First in North Texas: Frisco to Launch Public Driverless Car Transportation in July
Last year, Texas became one of 10 states across the nation where the U.S. Department of Transportation granted approval for companies to test automated technology in vehicles. Though Arlington’s Milo pilot program is presently testing driverless shuttles in the city’s entertainment district, the battery operated autonomous shuttles navigate along an off-street path at 10 to 12 miles-per-hour. Frisco’s pilot program with California-based Drive.ai will be the first driverless service available on public roads.
"Frisco is making a statement that we're going to lead in innovation," Mayor Jeff Cheney told a crowd that gathered for a Driver.ai demonstration, according to the Dallas Morning News.
Throughout the six-month program, the service will be free to the 10,000 employees in offices at Hall Park. While the initial fixed route is slightly less than a mile from Hall Park to shops and restaurants at The Star in Frisco—headquarters for the Dallas Cowboys—the driverless trip is more convenient than walking or hassling with a car.

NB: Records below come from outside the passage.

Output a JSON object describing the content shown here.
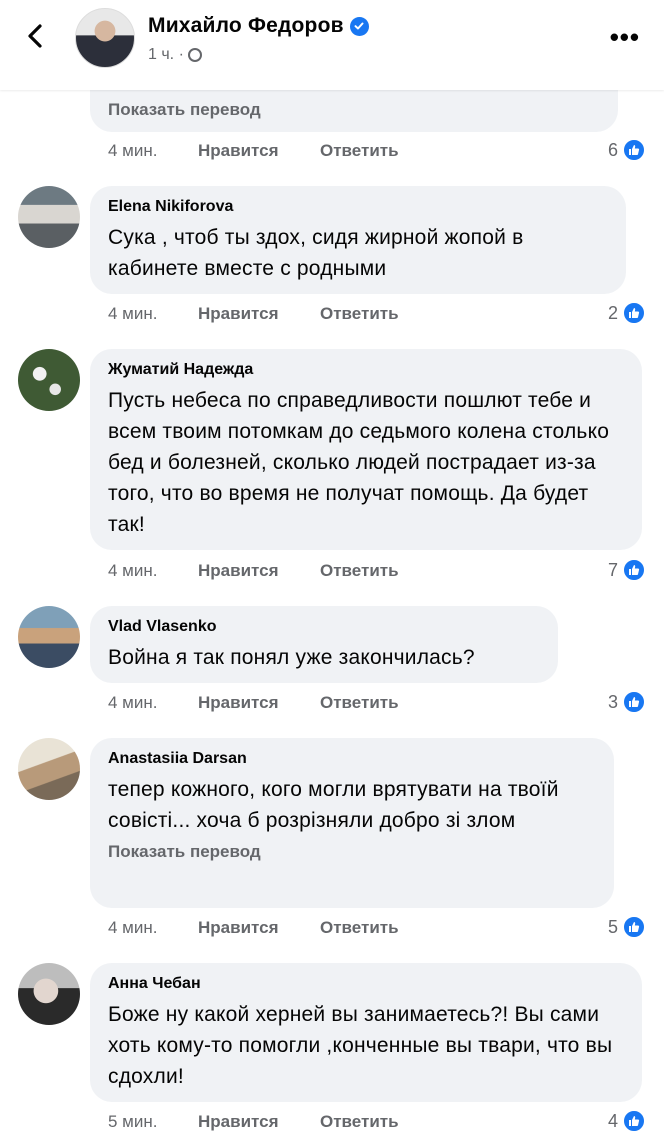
{
  "header": {
    "name": "Михайло Федоров",
    "time": "1 ч. ·"
  },
  "prev": {
    "translate": "Показать перевод",
    "time": "4 мин.",
    "like": "Нравится",
    "reply": "Ответить",
    "count": "6"
  },
  "comments": [
    {
      "author": "Elena Nikiforova",
      "text": "Сука , чтоб ты здох, сидя жирной жопой в кабинете  вместе с родными",
      "time": "4 мин.",
      "like": "Нравится",
      "reply": "Ответить",
      "count": "2"
    },
    {
      "author": "Жуматий Надежда",
      "text": "Пусть небеса по справедливости пошлют тебе и всем твоим потомкам до седьмого колена столько бед и болезней, сколько людей пострадает из-за того, что во время не получат помощь. Да будет так!",
      "time": "4 мин.",
      "like": "Нравится",
      "reply": "Ответить",
      "count": "7"
    },
    {
      "author": "Vlad Vlasenko",
      "text": "Война я так понял уже закончилась?",
      "time": "4 мин.",
      "like": "Нравится",
      "reply": "Ответить",
      "count": "3"
    },
    {
      "author": "Anastasiia Darsan",
      "text": "тепер кожного, кого могли врятувати на твоїй совісті... хоча б розрізняли добро зі злом",
      "translate": "Показать перевод",
      "time": "4 мин.",
      "like": "Нравится",
      "reply": "Ответить",
      "count": "5"
    },
    {
      "author": "Анна Чебан",
      "text": "Боже ну какой херней вы занимаетесь?! Вы сами хоть кому-то помогли ,конченные вы твари, что вы сдохли!",
      "time": "5 мин.",
      "like": "Нравится",
      "reply": "Ответить",
      "count": "4"
    }
  ],
  "colors": {
    "bubble": "#f0f2f5",
    "meta": "#65676b",
    "accent": "#1877f2"
  },
  "icons": [
    "back-icon",
    "verified-icon",
    "globe-icon",
    "more-icon",
    "like-reaction-icon"
  ]
}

Since testing is a combination of exposing vehicles to different traffic conditions and gaining passenger trust, the first stage of the program includes a human in the driver’s seat who can immediately take the wheel if a problem occurs. In the second stage, the human sits in the passenger seat and casually answers any questions passengers may have, and the final stage allows artificial intelligence to drive solo with the aid of a remote operator if necessary.
Passengers can schedule rides via a smartphone app.

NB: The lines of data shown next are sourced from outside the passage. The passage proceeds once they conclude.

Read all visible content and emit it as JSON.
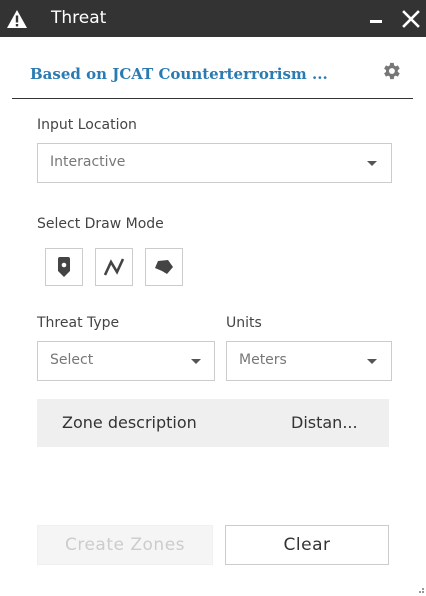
{
  "window": {
    "title": "Threat"
  },
  "header": {
    "subtitle": "Based on JCAT Counterterrorism ..."
  },
  "input_location": {
    "label": "Input Location",
    "value": "Interactive"
  },
  "draw_mode": {
    "label": "Select Draw Mode",
    "tools": [
      "point-icon",
      "polyline-icon",
      "polygon-icon"
    ]
  },
  "threat_type": {
    "label": "Threat Type",
    "value": "Select"
  },
  "units": {
    "label": "Units",
    "value": "Meters"
  },
  "table": {
    "columns": [
      "Zone description",
      "Distan..."
    ]
  },
  "buttons": {
    "create": "Create Zones",
    "clear": "Clear"
  },
  "colors": {
    "titlebar": "#333333",
    "accent": "#2b7bb3",
    "table_header": "#efefef"
  }
}
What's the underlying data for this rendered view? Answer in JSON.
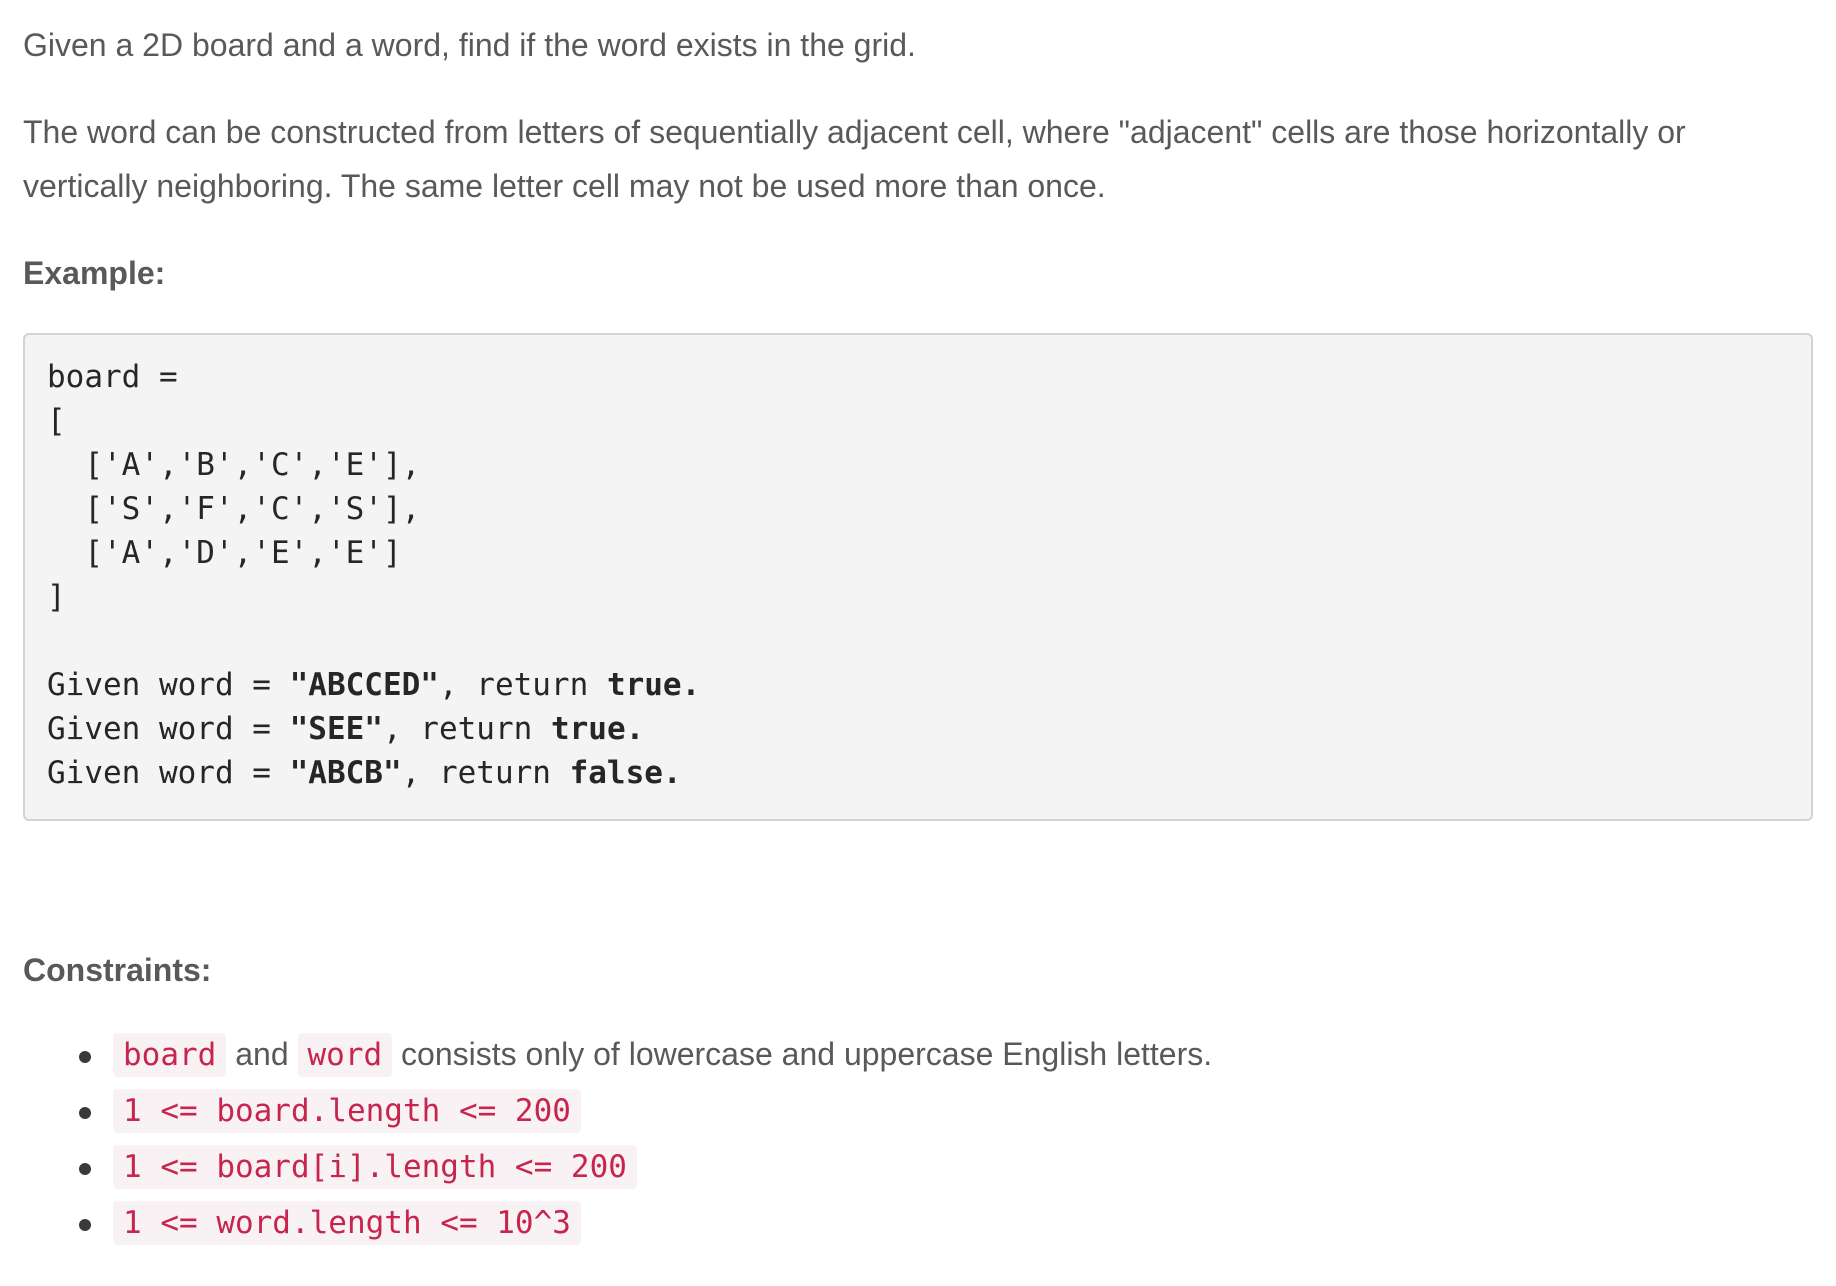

Though Drive.ai is funding the program, it’s made possible by public and private partnerships among members of the recently organized Frisco Transportation Management Association, which includes Drive.ai, the Denton County Transportation Authority, the City of Frisco, Hall Park, The Star in Frisco, and Frisco Station.
James Cline, president of the Denton County Transportation Authority, told the Dallas Morning News that he believes self-driving vehicles have a place in public transportation and mobility. Whether that role is transporting people on that last mile from a bus stop to their house or replacing buses entirely remains to be seen.
From driverless buses to autonomous cars and trucks, the potential for vehicles driven by artificial intelligence is endless. In progressive metro areas like North Texas, the availability of driverless public transportation could be a bargaining tool for attracting more businesses and skilled employees. Since driver error causes traffic accidents, driverless vehicles may prove to be the safest transportation option.
“These autonomous vehicles never look at their phone; they never take a drink; and they're always awake," Cline said in the Dallas Morning News report.